If you protect your farm’s soils by no-tilling and using cover crops, but your neighbor made tillage passes at every opportunity, should you both have the same right to federal crop insurance when things go badly?
Despite the fact that U.S. Environmental Protection Agency officials estimate that growing corn without atrazine could cost no-tillers as much as $28 an acre due to reduced yields and the need for more expensive herbicides, you might be in danger of losing this long-term weed control chemical product.
“I want you to start thinking out of the box,” says no-tiller Dick Lyons. “We’ve got to continually change. If we are not willing to change, we’re not going to make it,” he says, pointing to the economic, competitive and environmental challenges facing all farmers.
Despite whatever feelings you might have about the government, when it comes to no-till, Uncle Sam “gets it” and offers incentives to help growers adopt or expand no-till operations. That’s the good news.
Regardless of the final form that the 2002 Farm Bill takes, its legislation could have a noticeably green environmental tone. If Congress shows more interest in developing environmental-based farm supports as “green payments,” it will be a definite plus for no-tilling.
In this episode of Conservation Ag Update, we pay tribute to no-till legend Dave Brandt, who recently passed away from injuries sustained in a car crash.
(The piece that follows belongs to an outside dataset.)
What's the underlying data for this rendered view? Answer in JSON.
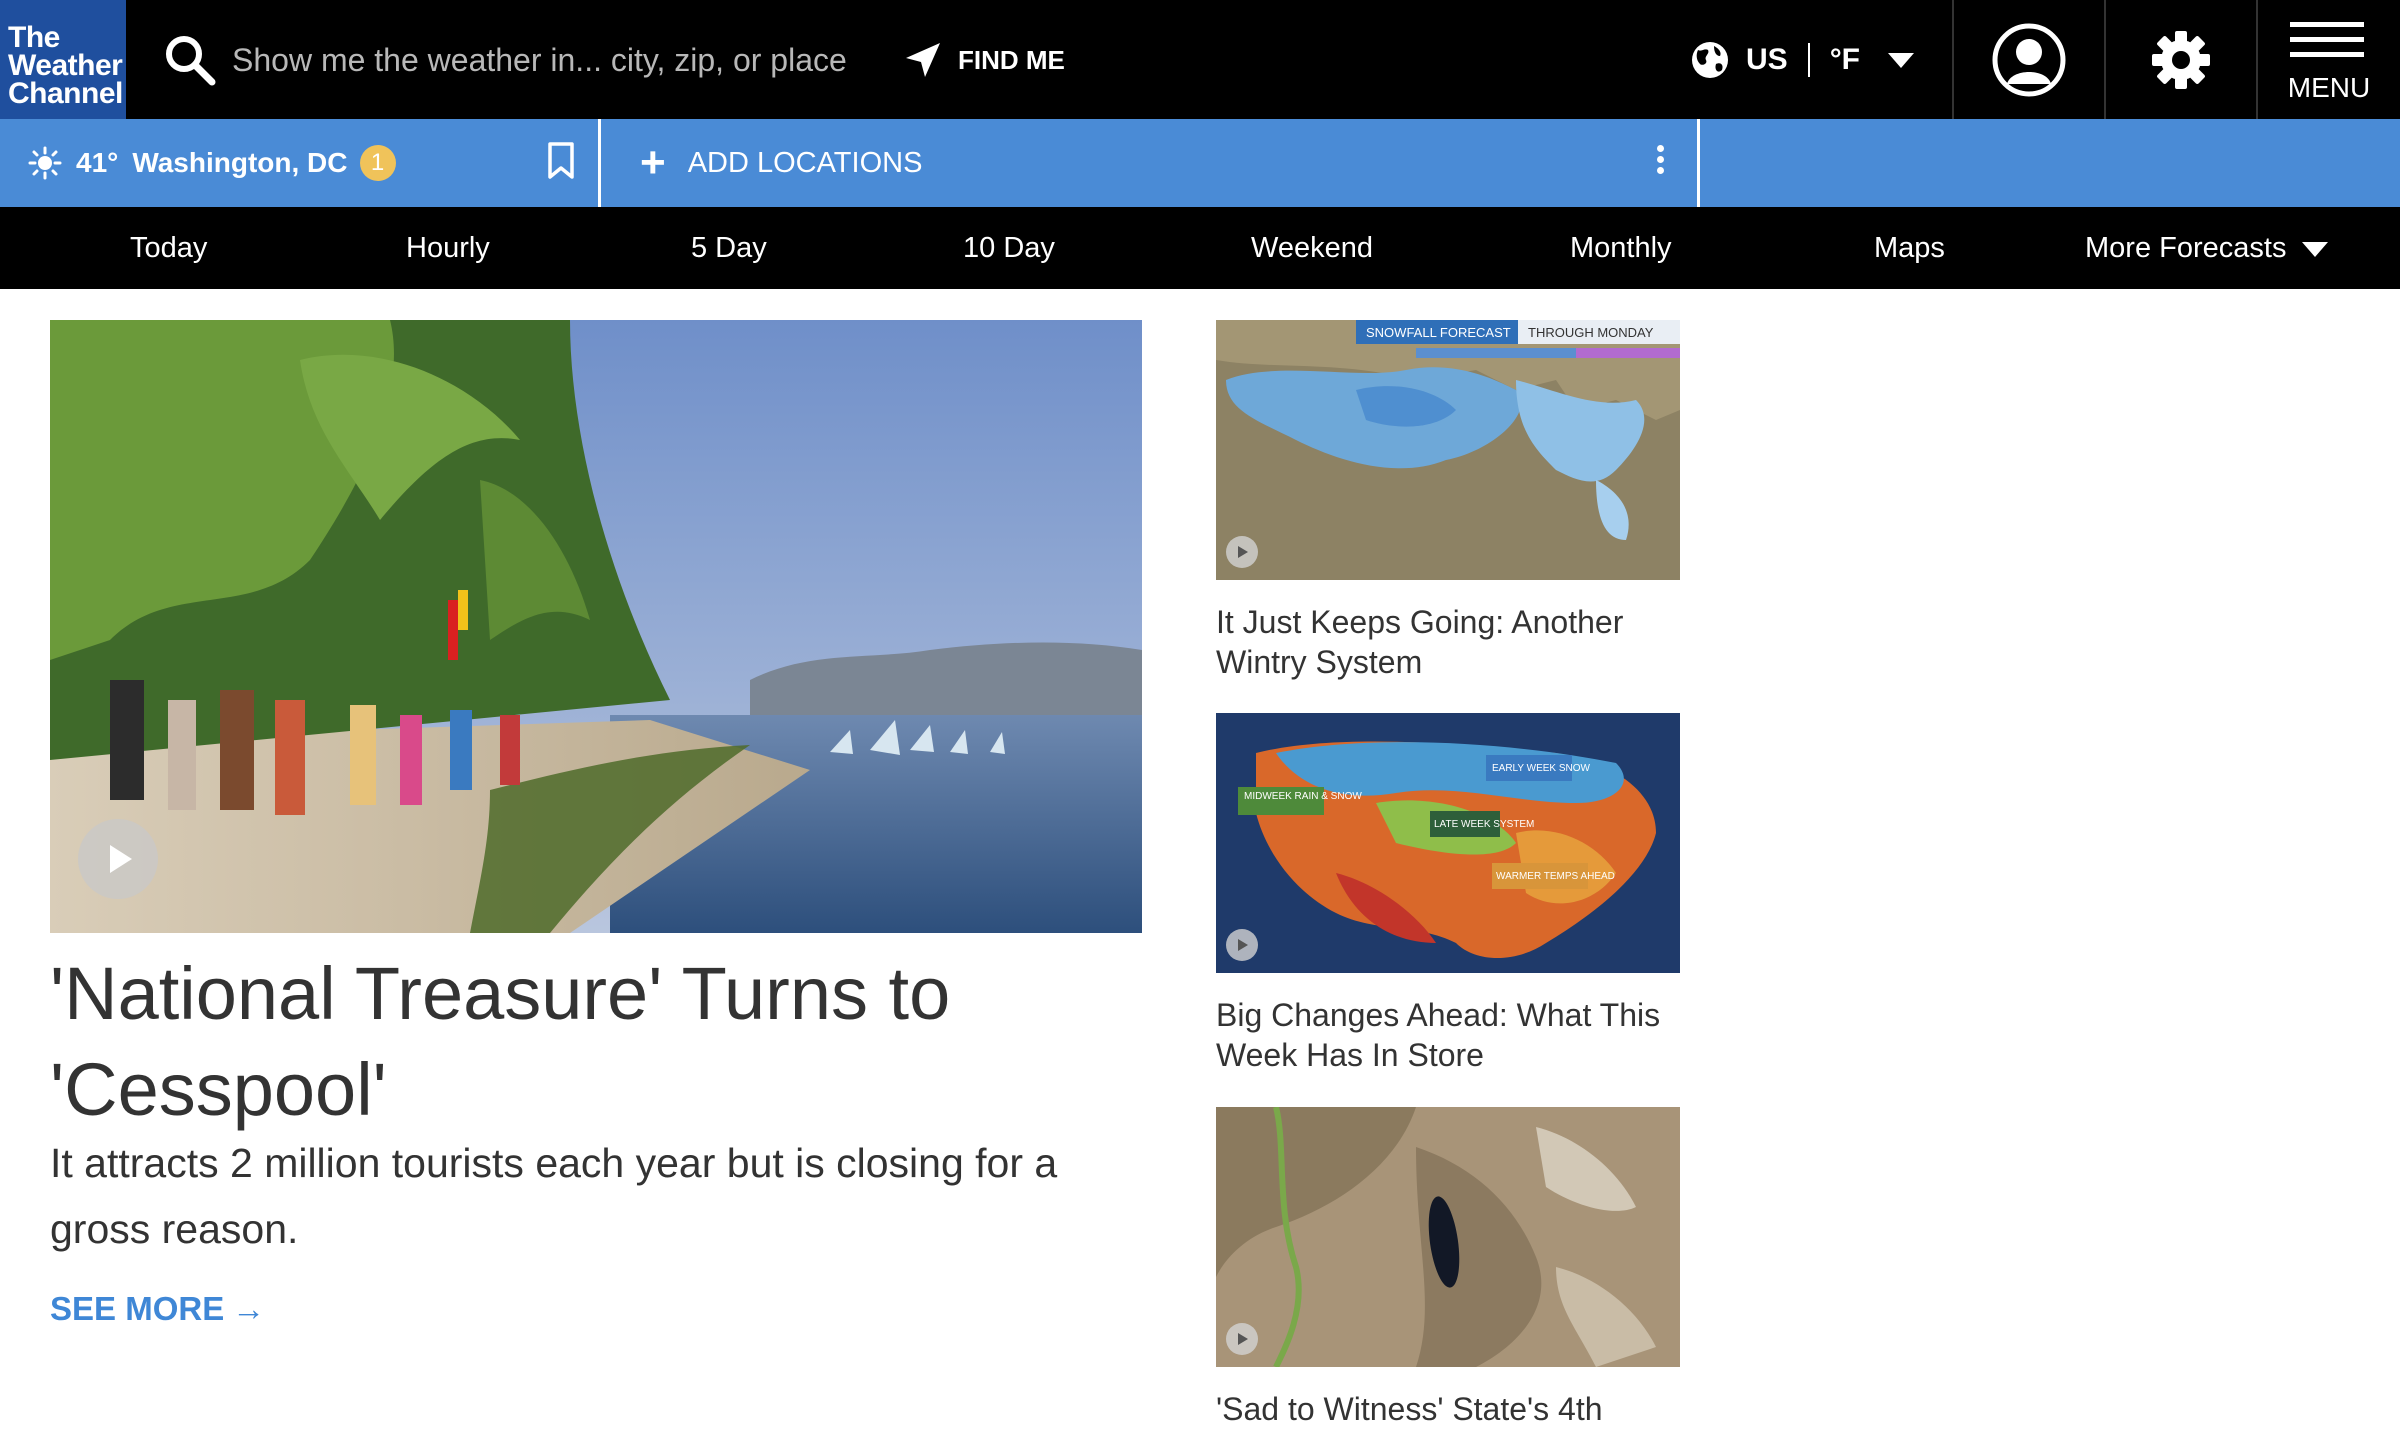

Fellow no-till legends who knew Dave best share their thoughts on the life and legacy of their friend.
Needham Ag understands the role of technology in making better use of limited resources within a specific environment by drawing on a wealth of global experience to overcome the challenges facing today's farmers, manufacturers and dealers.